Training effect is measured by Max. Oxygen uptake, blood pressure by continuous 24 hour ambulatory measurement, Left ventricular function by echo Doppler and endothelial function by flow mediated vasodilation by ultrasound.

The effect of exercise on blood pressure is dependent on continued training. All patients will be followed up after one year.

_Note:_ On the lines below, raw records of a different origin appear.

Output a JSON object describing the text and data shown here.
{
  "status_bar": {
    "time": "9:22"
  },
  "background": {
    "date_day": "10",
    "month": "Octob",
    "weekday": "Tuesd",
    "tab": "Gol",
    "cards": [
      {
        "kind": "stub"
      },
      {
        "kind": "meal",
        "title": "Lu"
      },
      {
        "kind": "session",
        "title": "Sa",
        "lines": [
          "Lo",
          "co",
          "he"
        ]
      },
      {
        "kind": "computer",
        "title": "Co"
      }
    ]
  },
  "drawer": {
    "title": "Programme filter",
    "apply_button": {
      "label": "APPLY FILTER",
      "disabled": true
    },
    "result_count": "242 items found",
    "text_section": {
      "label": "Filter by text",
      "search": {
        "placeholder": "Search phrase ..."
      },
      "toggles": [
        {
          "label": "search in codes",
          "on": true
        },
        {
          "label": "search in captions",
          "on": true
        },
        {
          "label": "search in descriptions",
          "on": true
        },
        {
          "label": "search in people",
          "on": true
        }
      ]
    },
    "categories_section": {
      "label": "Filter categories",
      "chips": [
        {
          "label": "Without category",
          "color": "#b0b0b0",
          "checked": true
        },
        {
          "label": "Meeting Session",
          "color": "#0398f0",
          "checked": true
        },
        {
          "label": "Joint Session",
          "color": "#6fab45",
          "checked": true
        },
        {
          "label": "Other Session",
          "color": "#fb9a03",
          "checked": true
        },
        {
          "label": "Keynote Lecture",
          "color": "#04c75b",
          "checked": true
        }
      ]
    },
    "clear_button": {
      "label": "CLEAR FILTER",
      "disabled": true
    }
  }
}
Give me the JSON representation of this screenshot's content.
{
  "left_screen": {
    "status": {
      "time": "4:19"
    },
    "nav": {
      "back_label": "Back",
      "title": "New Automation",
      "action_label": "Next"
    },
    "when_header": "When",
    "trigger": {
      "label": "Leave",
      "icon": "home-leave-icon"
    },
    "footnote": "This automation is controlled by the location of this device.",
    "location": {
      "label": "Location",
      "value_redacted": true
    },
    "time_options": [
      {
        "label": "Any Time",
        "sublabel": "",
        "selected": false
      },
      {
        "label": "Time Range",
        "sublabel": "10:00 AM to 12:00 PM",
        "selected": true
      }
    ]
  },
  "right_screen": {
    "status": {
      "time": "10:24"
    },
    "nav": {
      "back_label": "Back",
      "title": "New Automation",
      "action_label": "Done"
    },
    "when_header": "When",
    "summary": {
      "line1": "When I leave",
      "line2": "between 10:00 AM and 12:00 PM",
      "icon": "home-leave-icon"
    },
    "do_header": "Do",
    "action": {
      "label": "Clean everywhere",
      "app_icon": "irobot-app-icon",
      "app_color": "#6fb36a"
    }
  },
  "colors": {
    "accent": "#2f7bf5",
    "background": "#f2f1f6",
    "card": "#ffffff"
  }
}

Interventional
Not Provided
Allocation: Randomized
Endpoint Classification: Efficacy Study
Intervention Model: Parallel Assignment
Masking: Open Label
Primary Purpose: Treatment
Hypertension
  • Behavioral: Aerobic interval training
  • Behavioral: moderate intensity training
  • Behavioral: Recommendation of regular exercise
  • Active Comparator: AIT: aerobic interval training
    High intensity interval training on treadmill at > 90% of maximal HR for four bouts of four minutes with warm up, active pauses and cool down, three times per week for 12 weeks.
    Intervention: Behavioral: Aerobic interval training
  • Active Comparator: MIT, moderate intensity training
    Moderate intensity treadmill continuous exercise at 70% of maximum heart rate for 47 minutes (in order to ensure isocaloric training amount), three times per week for 12 weeks.
    Intervention: Behavioral: moderate intensity training
  • Active Comparator: Recommendation of regular exercise
    No training intervention, general advice as prescribed in guidelines.
    Intervention: Behavioral: Recommendation of regular exercise
Molmen-Hansen HE, Stolen T, Tjonna AE, Aamot IL, Ekeberg IS, Tyldum GA, Wisloff U, Ingul CB, Stoylen A. Aerobic interval training reduces blood pressure and improves myocardial function in hypertensive patients. Eur J Prev Cardiol. 2012 Apr;19(2):151-60. doi: 10.1177/1741826711400512. Epub 2011 Mar 4.

*   Includes publications given by the data provider as well as publications identified by ClinicalTrials.gov Identifier (NCT Number) in Medline.
 
Completed
88
December 2008
September 2008   (final data collection date for primary outcome measure)

Inclusion Criteria:

  • Essential hypertension grade 1 - 2 without medical treatment

Exclusion Criteria:

  • End organ damage
  • Two or more cardiovascular risk factors
  • Diabetes
Both
18 Years to 65 Years
No
Contact information is only displayed when the study is recruiting subjects
Norway
 
NCT00218972
Traininghypertension
No
Norwegian University of Science and Technology
Norwegian University of Science and Technology
St. Olavs Hospital
Study Director: Asbjorn Stoylen, Dr. Med Dept. of Circulation and Medical Imaging, Faculty of Medicine, Norwegian University of Science and Technology
Norwegian University of Science and Technology
December 2013

ICMJE     Data element required by the International Committee of Medical Journal Editors and the World Health Organization ICTRP